Monday, July 1, 2013


 “I didn’t even have a name for her, shade or human, 
but I didn’t need one to know her.”

-- Shannon A. Thompson, Minutes Before Sunset

Face (detail), acrylic paint and marker on paper 7-1-13

"I discovered about 150 dots is the minimum number of dots 
to make a specific recognizable person.
You can make something that looks like a head, with fewer dots,
 but you won't be able to give much information about who it is."
-- Chuck Close

Face, acrylic paint and marker on paper 7-1-13

 “Who are you?"
"No one of consequence."
"I must know."
"Get used to disappointment.”

-- William Goldman, The Princess Bride

"Who is that supposed to be?"

I seriously hate that question.

As a kid, when I'd draw or paint a face, and someone asked "Who is that supposed to be?" I always felt a little deflated. Even when it was just an innocent question, it felt like an insult. Like judgment. Like the subtext of the question was really something like, "I can't tell who it is, so I don't think it's very good."

Because very often, it wasn't supposed to be anyone in particular. Not a specific someone. Nobody recognizable.  It wasn't even meant to be good. Or bad. Or anything.

Often, it was just a face. Just an exercise.  A sketch. Just me playing with lines and planes and angles and shading and medium and space and whatever.

When I go to a museum and look at the paintings of unnamed people, I don't automatically ask "Who is that supposed to be?" I don't really need to know who the model was in order to appreciate and enjoy the work. And even when I do know who it is, it doesn't always matter. Knowing "who" doesn't add to or detract from my experience with the piece. In fact, anonymity helps me enter into the work.

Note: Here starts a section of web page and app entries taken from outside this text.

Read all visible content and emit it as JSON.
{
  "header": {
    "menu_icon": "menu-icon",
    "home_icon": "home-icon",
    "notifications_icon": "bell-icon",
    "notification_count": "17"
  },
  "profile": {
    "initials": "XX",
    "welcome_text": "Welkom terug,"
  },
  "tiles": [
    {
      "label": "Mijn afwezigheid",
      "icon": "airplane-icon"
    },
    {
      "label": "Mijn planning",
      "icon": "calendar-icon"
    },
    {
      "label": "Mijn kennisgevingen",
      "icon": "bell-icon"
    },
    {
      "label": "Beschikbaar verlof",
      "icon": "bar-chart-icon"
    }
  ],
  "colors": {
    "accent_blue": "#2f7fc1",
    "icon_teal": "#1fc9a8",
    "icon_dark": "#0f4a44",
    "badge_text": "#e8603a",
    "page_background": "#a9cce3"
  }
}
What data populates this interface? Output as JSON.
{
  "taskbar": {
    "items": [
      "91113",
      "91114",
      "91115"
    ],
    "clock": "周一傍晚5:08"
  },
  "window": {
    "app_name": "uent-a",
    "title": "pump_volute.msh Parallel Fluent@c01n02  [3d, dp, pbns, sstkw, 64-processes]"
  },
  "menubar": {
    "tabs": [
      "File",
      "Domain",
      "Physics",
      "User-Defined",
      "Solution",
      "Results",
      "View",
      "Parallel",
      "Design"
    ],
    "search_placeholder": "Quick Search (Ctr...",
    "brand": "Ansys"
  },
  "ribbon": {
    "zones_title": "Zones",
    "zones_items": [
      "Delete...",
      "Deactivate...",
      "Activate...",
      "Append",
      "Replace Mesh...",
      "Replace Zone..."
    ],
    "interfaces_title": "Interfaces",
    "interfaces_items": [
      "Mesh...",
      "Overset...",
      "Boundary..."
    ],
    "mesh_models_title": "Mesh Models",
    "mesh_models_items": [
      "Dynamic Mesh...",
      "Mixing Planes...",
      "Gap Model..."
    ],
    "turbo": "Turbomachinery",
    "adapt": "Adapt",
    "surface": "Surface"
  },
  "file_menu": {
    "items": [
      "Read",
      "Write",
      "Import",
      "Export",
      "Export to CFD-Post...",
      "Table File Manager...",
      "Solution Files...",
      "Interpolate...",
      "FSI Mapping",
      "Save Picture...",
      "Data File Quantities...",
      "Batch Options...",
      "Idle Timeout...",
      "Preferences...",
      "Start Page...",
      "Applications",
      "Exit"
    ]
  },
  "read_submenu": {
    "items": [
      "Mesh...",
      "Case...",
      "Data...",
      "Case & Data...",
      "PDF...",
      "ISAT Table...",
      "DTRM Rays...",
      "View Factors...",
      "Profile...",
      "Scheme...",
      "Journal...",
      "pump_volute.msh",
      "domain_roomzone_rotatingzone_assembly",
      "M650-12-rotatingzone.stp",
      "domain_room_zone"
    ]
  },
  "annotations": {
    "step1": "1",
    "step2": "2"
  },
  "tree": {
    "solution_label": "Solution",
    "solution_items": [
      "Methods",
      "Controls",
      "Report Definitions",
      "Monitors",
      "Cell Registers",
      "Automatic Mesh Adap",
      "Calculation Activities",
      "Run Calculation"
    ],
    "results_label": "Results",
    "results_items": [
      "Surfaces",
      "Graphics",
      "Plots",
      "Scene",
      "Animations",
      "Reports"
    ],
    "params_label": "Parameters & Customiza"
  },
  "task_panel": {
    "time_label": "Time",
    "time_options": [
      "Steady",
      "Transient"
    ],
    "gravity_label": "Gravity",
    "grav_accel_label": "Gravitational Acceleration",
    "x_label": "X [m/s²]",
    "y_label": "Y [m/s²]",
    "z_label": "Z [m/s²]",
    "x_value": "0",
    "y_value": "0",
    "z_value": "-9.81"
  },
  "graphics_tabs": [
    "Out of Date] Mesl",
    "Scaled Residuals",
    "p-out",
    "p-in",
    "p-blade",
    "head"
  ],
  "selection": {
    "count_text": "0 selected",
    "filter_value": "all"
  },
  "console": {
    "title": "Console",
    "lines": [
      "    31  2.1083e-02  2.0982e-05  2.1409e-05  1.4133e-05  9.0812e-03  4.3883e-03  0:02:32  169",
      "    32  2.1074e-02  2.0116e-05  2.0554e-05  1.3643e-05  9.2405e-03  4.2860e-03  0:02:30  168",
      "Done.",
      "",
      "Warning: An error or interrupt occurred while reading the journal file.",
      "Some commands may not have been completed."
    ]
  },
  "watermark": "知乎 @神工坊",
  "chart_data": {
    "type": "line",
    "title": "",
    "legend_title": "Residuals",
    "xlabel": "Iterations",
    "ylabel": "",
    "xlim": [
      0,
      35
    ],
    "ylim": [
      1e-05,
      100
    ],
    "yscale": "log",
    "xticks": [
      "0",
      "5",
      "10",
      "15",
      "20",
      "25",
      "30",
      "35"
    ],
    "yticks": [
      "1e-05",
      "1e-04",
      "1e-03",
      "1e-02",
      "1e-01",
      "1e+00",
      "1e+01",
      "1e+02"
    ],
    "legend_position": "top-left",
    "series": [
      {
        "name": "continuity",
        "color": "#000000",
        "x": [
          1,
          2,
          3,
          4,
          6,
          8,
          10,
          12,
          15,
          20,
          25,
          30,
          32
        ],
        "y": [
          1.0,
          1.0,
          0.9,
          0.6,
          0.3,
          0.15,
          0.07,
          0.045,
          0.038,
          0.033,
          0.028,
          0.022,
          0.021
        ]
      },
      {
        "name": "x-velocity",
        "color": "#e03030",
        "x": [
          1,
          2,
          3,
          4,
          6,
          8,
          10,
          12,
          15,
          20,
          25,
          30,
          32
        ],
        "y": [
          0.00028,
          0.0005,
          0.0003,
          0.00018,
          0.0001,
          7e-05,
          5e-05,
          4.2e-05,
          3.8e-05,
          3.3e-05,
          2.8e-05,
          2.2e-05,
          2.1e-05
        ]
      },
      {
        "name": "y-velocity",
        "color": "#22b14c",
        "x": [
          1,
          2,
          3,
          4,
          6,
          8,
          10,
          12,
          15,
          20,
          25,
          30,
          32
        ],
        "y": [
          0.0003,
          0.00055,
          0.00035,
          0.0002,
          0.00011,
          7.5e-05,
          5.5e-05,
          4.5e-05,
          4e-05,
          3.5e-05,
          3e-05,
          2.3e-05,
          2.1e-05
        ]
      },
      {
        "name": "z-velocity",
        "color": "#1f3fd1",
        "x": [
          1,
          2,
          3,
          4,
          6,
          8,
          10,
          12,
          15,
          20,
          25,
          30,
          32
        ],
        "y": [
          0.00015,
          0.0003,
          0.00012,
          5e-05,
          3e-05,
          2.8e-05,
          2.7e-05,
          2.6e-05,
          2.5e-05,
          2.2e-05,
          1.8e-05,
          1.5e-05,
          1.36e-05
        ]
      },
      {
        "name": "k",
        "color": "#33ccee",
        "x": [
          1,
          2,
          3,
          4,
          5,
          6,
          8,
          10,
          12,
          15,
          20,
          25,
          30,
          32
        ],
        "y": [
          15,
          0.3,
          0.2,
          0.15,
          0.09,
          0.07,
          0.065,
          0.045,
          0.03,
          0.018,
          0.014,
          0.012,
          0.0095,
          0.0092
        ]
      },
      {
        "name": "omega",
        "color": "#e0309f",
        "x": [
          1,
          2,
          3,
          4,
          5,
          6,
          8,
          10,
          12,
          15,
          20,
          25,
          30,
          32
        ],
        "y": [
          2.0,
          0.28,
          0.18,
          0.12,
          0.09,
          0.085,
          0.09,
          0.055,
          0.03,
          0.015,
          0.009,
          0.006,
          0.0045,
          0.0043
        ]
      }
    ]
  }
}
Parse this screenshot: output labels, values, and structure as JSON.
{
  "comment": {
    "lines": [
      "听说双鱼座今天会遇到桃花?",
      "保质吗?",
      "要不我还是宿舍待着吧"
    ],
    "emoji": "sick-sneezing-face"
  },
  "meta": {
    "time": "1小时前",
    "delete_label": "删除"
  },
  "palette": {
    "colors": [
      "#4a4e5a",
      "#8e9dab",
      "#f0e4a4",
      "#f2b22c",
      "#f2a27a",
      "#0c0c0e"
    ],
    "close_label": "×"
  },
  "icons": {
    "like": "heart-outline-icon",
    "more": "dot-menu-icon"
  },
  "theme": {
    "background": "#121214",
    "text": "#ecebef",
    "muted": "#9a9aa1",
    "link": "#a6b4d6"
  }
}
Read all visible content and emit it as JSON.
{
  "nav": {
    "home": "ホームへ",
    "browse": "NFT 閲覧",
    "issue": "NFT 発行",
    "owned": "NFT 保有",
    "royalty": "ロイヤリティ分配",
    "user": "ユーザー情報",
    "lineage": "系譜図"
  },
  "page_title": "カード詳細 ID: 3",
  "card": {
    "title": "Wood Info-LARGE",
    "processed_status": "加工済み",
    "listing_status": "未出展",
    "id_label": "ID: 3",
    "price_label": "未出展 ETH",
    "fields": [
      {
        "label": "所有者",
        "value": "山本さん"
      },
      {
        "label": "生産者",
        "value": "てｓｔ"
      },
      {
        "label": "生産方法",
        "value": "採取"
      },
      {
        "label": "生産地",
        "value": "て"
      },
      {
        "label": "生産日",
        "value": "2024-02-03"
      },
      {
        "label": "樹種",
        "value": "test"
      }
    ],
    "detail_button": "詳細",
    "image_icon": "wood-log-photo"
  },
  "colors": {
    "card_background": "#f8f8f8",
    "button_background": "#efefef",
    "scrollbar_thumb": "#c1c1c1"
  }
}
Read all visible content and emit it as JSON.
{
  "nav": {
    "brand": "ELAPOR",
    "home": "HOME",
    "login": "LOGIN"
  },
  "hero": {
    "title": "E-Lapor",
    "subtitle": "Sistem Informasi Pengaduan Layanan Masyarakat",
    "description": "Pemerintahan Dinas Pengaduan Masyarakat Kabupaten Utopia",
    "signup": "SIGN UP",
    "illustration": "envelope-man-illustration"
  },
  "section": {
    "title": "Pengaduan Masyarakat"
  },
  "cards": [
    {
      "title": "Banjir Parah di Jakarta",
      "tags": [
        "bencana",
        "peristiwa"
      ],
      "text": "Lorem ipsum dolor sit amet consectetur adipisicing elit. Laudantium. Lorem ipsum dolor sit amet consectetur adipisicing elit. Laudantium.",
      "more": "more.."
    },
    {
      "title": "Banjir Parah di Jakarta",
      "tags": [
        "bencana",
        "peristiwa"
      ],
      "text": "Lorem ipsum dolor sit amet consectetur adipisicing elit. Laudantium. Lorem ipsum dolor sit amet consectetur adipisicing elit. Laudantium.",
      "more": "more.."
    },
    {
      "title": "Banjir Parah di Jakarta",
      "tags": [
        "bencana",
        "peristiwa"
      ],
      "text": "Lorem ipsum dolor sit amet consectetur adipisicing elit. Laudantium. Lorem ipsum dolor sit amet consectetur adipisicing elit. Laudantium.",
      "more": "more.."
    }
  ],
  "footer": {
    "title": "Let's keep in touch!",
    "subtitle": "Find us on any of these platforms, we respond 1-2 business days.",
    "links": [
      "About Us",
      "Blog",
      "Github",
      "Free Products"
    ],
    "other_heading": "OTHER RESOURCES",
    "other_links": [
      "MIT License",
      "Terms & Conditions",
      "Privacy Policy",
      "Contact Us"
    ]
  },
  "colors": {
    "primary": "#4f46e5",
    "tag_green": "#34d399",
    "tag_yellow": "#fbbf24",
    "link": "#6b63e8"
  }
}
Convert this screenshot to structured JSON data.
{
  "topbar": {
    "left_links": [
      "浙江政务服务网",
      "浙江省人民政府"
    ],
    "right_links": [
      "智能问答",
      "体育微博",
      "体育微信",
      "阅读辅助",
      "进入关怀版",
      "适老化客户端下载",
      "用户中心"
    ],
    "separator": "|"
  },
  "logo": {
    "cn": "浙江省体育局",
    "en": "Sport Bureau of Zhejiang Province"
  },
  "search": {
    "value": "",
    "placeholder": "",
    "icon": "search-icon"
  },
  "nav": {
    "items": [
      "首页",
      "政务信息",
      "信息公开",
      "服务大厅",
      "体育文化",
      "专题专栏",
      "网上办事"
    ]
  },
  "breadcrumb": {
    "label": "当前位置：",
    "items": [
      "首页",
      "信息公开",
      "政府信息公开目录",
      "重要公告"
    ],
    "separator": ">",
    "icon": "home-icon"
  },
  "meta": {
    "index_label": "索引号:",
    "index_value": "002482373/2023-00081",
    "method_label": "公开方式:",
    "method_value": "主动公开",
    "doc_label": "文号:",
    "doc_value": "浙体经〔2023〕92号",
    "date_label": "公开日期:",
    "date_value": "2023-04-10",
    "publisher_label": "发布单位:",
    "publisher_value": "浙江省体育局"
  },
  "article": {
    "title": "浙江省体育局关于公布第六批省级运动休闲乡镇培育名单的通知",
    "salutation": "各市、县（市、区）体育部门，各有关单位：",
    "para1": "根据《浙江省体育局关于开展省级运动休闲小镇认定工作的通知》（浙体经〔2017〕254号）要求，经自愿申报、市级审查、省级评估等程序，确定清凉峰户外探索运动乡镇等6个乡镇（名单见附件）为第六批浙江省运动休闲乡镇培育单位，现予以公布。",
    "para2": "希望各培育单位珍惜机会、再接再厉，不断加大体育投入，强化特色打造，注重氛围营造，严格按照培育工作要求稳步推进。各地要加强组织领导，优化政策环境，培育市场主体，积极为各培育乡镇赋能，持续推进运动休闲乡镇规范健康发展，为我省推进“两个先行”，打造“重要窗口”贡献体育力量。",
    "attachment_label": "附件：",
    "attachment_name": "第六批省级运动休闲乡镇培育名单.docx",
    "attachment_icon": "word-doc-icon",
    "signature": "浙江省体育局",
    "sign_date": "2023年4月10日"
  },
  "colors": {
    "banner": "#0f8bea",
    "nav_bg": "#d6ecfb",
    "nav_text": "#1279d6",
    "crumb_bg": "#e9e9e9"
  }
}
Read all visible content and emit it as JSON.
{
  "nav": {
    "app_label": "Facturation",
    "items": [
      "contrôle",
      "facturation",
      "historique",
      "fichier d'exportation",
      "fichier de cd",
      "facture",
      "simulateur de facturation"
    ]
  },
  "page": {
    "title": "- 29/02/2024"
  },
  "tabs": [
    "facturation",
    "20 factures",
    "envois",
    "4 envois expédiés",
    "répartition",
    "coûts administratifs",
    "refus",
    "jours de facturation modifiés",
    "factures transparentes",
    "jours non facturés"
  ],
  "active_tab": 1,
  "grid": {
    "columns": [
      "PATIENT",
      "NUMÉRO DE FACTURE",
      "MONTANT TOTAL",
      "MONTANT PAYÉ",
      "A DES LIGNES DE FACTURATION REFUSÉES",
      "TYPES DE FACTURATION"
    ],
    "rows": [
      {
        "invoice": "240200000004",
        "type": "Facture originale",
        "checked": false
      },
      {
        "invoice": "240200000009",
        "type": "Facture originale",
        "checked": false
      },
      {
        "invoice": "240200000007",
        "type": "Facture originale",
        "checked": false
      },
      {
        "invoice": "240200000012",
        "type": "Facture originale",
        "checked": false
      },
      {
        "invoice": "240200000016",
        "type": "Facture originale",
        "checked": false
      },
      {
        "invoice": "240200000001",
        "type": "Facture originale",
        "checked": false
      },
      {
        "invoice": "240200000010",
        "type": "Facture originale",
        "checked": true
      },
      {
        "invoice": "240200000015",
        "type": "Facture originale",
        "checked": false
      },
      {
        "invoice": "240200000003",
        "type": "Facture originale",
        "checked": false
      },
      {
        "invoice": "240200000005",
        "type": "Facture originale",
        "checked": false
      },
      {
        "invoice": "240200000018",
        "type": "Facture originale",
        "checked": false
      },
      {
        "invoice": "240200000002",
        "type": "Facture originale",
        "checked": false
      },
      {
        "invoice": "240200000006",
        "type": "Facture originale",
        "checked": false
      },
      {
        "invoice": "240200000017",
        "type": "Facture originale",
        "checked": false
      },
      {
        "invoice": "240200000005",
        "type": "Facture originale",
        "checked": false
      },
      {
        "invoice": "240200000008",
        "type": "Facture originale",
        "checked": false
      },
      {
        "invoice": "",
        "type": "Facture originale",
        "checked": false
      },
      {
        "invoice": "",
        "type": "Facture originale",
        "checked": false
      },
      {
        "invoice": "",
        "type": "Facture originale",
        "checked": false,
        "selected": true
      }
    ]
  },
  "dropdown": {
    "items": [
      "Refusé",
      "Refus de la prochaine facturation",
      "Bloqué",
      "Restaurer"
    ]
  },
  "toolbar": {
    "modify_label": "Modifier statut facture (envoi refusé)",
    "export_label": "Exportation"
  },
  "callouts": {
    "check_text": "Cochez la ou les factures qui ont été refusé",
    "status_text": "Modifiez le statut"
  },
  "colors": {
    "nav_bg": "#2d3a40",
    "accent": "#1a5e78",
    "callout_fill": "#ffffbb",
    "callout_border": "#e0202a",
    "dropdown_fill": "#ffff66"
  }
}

Today's face isn't supposed to be anybody.

It isn't supposed to be good, or bad, or anything.

It's just supposed to be.